Barbara Mertz is beloved as `Elizabeth Peters' and `Barbara Michaels'. She dreamed up the most compelling stories, series, and crafted them extremely well. Even when I thought the openers to "Vicky Bliss" and "Amelia Peabody" could hit the crux more quickly, their essential dynamics were enough to know I would be a fan. It has boded well that I'm no reader who stops at 100 pages, or an opening book. "Crocodile On The Sandbank" sat at a three-star plateau but "The Curse Of The Pharaohs", 1981, marched up to five. I loved it all the way along.
The introductory novel impressed me instantly with eloquent wit but stagnated. Above all, I found the villain and motive lame. Evelyn told a unique story but both romances occurred too late to uplift the story. Emerson was sour, which turns around in volume II. If he is terse, it is coupled with such humour that we don't mind; such as the admission that household staff who last a week, think nothing of him. Most often, he is presented as a courteous spouse who merely communicates as boldly as Amelia. Sweet nicknames make them a believable couple and we are additionally able to visualize them as parents. Their toddler, Walter `Ramses' is unconventional; with genius aptitude for speech, reading, and archaeology. They willingly put him first, because he is too young for Egypt but Emerson's ex-colleague seeks them after her husband died.

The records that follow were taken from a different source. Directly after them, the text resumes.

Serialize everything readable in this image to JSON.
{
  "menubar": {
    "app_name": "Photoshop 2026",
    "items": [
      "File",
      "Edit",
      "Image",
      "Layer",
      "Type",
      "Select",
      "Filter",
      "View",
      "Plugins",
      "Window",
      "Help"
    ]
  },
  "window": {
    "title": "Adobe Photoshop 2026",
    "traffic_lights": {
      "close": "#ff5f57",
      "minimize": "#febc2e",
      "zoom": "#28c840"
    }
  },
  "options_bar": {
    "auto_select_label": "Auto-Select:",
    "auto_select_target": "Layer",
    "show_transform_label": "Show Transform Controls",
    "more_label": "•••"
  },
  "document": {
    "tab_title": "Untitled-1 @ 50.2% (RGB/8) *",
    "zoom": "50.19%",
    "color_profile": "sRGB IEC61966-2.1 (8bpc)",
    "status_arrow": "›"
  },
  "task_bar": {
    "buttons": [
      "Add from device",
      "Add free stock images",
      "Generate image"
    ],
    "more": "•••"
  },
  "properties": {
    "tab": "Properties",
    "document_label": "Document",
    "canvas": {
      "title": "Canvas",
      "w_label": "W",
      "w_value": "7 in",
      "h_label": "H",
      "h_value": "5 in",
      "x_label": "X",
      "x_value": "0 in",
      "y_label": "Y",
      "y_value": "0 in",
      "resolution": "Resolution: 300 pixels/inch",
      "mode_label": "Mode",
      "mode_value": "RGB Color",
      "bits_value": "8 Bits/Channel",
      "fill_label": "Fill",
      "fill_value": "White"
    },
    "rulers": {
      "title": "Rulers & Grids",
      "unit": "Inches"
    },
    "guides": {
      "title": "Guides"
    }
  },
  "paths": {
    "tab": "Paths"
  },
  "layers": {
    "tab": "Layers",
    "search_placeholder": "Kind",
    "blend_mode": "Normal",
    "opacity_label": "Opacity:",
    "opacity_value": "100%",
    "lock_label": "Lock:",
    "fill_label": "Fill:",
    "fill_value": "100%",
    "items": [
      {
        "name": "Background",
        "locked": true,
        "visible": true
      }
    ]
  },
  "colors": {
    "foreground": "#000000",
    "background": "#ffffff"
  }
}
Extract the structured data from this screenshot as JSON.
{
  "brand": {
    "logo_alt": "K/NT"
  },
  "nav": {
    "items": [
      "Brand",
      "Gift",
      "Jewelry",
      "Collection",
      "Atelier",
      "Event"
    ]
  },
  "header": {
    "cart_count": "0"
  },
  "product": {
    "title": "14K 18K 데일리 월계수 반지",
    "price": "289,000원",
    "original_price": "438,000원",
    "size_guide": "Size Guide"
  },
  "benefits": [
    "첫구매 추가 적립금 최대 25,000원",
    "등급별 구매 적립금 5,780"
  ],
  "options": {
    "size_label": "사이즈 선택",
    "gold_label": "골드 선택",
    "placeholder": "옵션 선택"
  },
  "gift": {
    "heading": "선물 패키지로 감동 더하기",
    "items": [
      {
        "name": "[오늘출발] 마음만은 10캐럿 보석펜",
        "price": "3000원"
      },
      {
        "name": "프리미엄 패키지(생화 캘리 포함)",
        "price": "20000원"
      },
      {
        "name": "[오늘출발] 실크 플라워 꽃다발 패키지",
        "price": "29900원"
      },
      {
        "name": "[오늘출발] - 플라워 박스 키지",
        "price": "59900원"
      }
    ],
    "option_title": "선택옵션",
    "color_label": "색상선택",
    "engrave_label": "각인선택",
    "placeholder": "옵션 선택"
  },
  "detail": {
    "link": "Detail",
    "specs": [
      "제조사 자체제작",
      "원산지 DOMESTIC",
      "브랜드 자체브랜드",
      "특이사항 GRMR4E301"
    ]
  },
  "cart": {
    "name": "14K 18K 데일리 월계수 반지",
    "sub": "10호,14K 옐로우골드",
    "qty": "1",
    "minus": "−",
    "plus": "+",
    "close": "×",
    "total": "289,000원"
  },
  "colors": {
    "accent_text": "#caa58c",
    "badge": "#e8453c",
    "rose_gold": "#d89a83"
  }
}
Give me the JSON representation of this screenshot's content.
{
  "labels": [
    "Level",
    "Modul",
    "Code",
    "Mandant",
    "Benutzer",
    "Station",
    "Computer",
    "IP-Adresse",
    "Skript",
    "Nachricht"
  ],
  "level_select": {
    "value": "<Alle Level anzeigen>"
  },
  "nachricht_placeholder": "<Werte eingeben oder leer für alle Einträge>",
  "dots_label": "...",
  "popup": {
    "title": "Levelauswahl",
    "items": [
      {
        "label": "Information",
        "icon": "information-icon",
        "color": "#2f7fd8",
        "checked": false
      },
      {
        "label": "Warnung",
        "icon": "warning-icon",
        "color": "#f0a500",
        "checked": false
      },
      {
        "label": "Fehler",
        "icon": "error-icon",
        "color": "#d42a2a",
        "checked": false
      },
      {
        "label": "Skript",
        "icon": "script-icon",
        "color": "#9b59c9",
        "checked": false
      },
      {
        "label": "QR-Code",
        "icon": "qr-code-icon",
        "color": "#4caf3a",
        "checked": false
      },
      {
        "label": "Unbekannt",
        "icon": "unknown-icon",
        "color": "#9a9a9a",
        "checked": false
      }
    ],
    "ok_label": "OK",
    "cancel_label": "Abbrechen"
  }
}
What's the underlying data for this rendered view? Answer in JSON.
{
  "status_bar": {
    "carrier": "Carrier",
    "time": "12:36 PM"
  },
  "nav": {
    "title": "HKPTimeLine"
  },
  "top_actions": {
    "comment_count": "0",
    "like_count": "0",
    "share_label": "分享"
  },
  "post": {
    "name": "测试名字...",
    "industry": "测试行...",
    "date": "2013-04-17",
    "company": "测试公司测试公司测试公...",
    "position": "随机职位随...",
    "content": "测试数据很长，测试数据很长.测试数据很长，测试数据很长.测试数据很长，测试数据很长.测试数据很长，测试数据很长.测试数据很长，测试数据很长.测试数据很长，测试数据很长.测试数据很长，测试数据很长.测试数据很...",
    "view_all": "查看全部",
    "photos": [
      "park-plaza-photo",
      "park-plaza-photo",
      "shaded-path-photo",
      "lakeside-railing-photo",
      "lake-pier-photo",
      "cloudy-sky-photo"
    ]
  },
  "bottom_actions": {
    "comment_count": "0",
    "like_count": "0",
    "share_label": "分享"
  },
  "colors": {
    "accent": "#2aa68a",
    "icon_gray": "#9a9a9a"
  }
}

We reunite with some of the same workmen in Egypt and new personalities are worth meeting indeed! This time, there is a Baskerville manor with luxuries of home, allowing them to wash everyday and eat comfortably. As a reader recalling their previous sleeping bags inside empty tombs; I felt at ease on their behalf! Intrigue kept apace and there were interesting twists.